Not with my band. I feel like I’m pretty much myself; I think I’m always like this. I think there’s a certain wall you have to put up just to be able to do it, but I feel pretty open being myself in front of other people. I’m lucky in that way. If I’m playing a character, then that’s very different. But when I’m just me, I like to kind of see how in the moment and down with everyone I can be. It’s kind of a cool challenge.
What is your relationship with music? What type of life does it take on for you?
I hear a tune and first I embody the melody and the music of it. And, once I’ve kind of got that in my bones, I separately study the lyrics and figure out why they’re in one song together, and I go from there.
What would be your dream cultural collaboration?
I would really like to do—and I’m kind of already doing this because I have a jazz band—I have a deep desire to cover an entire Ella Fitzgerald album with a big band. And do a whole night of her stuff. She was so influential to me as an artist and I just think it would be really fun. I love that sound. That’s something that’s always in the back of my mind like, “Oh, could I swing this and make it happen?”
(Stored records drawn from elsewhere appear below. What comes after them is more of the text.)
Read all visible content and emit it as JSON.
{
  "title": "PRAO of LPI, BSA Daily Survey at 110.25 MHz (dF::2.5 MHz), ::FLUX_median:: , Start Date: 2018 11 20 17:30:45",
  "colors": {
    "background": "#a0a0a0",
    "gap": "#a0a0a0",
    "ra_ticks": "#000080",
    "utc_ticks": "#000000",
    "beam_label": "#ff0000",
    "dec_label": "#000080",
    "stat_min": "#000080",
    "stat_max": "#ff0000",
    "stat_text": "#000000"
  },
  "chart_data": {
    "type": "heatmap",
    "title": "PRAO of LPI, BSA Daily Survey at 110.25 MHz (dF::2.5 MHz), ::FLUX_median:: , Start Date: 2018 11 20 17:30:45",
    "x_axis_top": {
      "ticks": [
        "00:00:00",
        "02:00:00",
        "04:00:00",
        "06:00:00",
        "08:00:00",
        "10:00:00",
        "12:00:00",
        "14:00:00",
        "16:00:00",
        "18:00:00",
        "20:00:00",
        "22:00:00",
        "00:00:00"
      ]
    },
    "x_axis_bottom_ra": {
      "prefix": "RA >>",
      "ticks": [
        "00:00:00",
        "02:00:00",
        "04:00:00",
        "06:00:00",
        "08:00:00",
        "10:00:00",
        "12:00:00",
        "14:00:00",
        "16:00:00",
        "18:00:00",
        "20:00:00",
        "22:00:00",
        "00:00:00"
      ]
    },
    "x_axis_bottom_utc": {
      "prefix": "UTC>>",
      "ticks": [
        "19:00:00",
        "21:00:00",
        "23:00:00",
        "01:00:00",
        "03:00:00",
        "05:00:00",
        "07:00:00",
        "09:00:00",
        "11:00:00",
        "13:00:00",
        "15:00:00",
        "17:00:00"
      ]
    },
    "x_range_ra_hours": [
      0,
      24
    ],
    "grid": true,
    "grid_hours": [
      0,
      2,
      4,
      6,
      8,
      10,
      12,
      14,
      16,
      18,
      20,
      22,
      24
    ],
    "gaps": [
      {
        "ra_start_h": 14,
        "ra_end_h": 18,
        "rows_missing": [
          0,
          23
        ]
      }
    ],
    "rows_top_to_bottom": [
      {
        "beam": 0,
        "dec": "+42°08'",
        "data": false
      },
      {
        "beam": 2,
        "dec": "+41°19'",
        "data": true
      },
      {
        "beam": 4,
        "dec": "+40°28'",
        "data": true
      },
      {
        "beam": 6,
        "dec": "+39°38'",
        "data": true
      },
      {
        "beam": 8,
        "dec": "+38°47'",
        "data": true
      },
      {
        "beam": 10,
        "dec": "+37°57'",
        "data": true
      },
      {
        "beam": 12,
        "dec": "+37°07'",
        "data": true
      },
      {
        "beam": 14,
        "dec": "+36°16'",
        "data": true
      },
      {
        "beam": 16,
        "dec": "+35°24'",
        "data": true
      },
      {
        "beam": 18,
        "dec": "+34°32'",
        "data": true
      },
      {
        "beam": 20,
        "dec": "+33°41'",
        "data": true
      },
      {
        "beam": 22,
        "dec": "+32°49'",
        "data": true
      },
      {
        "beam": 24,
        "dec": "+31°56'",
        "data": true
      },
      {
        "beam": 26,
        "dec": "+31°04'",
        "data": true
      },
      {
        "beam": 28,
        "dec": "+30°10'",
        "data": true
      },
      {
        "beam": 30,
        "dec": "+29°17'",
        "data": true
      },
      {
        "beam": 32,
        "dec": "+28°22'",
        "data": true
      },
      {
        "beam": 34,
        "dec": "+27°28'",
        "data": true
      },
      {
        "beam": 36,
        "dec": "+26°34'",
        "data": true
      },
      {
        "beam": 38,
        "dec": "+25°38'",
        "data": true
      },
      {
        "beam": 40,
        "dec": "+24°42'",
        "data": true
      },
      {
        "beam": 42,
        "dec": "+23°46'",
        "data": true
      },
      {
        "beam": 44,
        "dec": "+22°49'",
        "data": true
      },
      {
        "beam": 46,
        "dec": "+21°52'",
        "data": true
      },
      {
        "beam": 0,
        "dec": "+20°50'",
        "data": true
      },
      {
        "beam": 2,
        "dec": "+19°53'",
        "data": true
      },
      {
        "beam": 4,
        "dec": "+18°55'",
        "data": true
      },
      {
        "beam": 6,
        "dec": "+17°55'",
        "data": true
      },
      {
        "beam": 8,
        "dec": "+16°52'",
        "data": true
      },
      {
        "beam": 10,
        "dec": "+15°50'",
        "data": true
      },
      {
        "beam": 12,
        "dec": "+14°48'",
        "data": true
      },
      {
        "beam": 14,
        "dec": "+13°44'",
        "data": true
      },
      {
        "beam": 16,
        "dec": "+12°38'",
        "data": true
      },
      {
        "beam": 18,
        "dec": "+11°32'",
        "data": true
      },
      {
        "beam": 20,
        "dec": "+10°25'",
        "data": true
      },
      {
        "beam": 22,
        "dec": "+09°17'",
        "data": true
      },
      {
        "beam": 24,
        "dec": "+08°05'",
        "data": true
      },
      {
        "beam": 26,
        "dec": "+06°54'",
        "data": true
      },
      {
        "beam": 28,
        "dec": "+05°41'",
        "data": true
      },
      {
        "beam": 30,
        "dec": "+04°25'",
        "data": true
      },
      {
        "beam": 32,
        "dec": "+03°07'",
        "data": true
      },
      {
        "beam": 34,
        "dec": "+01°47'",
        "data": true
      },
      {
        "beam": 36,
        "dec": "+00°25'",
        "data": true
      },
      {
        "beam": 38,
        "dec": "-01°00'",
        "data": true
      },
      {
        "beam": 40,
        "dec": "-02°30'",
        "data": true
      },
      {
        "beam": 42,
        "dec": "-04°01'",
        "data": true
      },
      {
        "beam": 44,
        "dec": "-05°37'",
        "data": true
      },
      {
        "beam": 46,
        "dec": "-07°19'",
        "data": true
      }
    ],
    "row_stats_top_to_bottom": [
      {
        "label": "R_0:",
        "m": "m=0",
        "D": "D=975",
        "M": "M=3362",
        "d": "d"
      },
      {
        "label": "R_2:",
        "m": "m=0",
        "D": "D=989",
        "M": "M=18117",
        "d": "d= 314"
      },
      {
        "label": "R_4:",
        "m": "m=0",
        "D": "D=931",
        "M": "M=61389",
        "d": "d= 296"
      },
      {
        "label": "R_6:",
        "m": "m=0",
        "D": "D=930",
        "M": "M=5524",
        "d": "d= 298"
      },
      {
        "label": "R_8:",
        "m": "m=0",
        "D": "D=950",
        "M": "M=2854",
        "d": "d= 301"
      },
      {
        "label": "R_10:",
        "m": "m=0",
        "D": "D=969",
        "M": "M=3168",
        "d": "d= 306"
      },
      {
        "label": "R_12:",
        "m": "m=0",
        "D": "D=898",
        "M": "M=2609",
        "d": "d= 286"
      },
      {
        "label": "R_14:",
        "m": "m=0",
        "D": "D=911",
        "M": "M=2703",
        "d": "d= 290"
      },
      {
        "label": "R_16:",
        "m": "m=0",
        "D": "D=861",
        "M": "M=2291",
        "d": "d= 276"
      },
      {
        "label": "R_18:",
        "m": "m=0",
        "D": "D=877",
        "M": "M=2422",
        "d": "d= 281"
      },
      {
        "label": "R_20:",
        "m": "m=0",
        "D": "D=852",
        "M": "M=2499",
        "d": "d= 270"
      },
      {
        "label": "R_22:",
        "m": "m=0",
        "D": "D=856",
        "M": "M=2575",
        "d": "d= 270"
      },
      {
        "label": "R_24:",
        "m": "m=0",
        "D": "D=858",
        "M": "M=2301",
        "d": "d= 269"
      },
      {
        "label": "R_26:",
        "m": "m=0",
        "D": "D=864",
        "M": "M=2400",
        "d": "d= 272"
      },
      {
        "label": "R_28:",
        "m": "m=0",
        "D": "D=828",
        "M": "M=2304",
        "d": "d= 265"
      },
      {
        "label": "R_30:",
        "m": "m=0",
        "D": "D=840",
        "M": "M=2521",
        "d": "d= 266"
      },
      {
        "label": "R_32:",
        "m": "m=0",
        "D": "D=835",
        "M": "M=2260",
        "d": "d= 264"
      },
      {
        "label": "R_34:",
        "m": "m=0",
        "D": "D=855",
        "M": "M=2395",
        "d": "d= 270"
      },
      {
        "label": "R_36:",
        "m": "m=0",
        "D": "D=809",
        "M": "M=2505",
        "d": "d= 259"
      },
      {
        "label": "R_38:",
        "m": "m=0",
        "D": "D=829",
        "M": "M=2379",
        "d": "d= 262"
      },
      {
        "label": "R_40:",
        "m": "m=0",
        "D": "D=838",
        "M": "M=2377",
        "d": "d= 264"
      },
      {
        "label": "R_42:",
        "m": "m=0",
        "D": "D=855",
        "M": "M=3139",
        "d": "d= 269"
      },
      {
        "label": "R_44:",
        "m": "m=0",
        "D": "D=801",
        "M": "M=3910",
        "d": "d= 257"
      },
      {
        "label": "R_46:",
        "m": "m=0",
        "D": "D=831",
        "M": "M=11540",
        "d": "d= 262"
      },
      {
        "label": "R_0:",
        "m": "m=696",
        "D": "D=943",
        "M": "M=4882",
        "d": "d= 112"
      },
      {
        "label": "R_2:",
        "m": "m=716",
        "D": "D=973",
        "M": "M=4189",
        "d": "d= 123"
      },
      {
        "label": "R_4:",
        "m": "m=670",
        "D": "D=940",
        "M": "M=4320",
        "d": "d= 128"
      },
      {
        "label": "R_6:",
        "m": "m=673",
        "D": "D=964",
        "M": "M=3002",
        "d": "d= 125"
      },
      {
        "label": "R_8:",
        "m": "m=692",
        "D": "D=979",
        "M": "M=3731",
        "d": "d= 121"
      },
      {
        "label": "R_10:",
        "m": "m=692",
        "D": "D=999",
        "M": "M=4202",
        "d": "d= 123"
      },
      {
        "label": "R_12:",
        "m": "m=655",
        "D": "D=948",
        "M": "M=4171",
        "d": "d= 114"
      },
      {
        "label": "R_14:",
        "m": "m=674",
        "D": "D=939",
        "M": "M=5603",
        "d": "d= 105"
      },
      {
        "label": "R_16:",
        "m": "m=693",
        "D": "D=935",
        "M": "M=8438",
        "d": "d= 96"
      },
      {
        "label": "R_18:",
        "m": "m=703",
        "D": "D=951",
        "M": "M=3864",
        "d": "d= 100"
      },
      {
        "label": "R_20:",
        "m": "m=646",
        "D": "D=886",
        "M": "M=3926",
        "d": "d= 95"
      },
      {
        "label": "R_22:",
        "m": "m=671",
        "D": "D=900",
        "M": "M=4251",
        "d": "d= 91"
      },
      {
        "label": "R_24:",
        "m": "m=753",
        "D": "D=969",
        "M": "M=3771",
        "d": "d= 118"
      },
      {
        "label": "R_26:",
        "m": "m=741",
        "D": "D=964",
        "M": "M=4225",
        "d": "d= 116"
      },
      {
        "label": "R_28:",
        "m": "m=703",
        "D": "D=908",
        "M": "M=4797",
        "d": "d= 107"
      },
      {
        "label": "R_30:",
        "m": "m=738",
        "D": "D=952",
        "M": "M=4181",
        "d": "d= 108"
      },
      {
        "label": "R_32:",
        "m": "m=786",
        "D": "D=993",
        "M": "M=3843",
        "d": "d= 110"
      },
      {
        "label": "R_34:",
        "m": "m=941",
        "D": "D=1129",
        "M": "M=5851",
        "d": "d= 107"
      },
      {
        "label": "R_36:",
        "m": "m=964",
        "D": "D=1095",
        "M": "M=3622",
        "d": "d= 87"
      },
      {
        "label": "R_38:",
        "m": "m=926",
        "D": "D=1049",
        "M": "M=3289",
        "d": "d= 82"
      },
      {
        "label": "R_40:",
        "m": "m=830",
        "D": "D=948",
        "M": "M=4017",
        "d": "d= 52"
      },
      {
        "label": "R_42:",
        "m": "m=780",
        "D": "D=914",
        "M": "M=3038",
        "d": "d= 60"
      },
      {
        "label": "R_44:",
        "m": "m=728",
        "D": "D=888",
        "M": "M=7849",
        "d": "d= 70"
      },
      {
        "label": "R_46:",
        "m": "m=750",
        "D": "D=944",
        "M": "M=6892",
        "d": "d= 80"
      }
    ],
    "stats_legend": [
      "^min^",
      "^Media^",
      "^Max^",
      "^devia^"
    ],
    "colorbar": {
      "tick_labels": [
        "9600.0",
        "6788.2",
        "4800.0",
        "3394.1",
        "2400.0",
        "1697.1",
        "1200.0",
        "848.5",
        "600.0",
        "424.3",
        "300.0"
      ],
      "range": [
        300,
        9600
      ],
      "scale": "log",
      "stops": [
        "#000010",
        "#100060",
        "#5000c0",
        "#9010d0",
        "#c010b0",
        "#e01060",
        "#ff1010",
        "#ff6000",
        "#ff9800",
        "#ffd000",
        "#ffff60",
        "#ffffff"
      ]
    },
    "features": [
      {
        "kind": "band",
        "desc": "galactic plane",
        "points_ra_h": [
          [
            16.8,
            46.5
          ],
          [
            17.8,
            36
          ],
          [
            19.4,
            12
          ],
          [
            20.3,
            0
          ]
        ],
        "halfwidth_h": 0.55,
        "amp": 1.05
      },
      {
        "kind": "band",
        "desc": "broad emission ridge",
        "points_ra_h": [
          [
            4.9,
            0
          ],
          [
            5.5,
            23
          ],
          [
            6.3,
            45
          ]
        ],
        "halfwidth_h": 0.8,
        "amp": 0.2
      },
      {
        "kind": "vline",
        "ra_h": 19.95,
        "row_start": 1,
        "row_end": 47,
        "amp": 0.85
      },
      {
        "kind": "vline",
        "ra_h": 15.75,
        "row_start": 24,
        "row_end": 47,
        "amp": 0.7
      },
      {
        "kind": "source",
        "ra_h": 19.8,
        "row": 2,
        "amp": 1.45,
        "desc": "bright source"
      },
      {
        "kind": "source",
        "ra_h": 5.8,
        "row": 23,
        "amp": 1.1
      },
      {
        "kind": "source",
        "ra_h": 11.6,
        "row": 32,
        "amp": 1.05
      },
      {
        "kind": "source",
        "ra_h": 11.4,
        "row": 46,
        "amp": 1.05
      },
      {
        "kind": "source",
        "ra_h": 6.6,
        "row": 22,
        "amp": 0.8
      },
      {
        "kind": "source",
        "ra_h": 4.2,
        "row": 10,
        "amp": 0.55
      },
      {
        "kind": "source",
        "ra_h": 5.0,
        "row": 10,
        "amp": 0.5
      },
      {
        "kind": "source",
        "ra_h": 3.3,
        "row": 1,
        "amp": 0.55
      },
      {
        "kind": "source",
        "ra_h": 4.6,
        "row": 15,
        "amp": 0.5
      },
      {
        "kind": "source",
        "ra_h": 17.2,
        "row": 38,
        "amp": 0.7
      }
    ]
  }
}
What other areas of culture influence your artistic life?
I’m super into music. I love to go hear live music. I like film. I’ll take anything in if it’s put in front of me. I’m kind of a glutton for art. Whenever I have free time, I’ll take whatever I can get.
If you could be friends with one fictional character who would it be?
Gosh. I think… I’ve always loved Mrs. Lovett from Sweeney Todd. I would like to be her friend. She’s so fascinating to me. I want to know her.
What do you think you would talk about?
I just want to be like, “Where do you come from? What was your life like before you got to this place? And how exactly do you make those pies?” I know we see some of it on stage, but I really want to know—without her putting me into one.
You could go to a bakery and then go shopping.
For sure. And also just the way she does her hair. Definitely. Her whole thing I’d be super curious about.
Who are your top five favorite fashion designers?
- Tracy Reese
- Cynthia Steele
- Club Monaco
- Alexander McQueen (I’ll copy Celia—thanks, Celia)
- Anne Klein
You also do some teaching. Could you tell us a little more about that?
I teach Actor Therapy with Ryan Scott Oliver. We work on people’s audition books. It’s a five-week course and students get the opportunity to work in a classroom setting. We also touch on the business of living in New York and surviving as a working (and non-working) actor. We create a good forum for that. It’s cool. I love it. I love working with Ryan. He’s such a genius, and it’s been really rewarding, and a lot of our students are booking work. I learn so much from it too. We’ve been doing it for almost two years now.
How’d you get into that?
I had known I had Wicked coming but I had kind of a long time [before that started], and I was like, “What am I going to do until then?” So Ryan was over one night, and we were like why don’t we put something together? And so we just threw it out there. We advertised it on Facebook and we got a group of twelve students and now we have two classes at once. This is our thirteenth session. It’s been really cool.
What’s something you think people can do to improve gender parity in theatre?
I think we just have to be more aware. I think we can support each other better as artists. I’m definitely, in the future, going to seek after female playwrights and composers [Editor’s Note: Very few musicals by women make it to Broadway or off-Broadway]. I think some really cool stuff could be written by women, and things that explore topics we haven’t yet graced. It was so interesting that Dogfight was written completely by men and directed by a man. The whole team was men and they were so eager to talk to me about my feelings on it, because it’s completely a female story. I think there are a lot of stories to be told for women and by women. It’s exciting.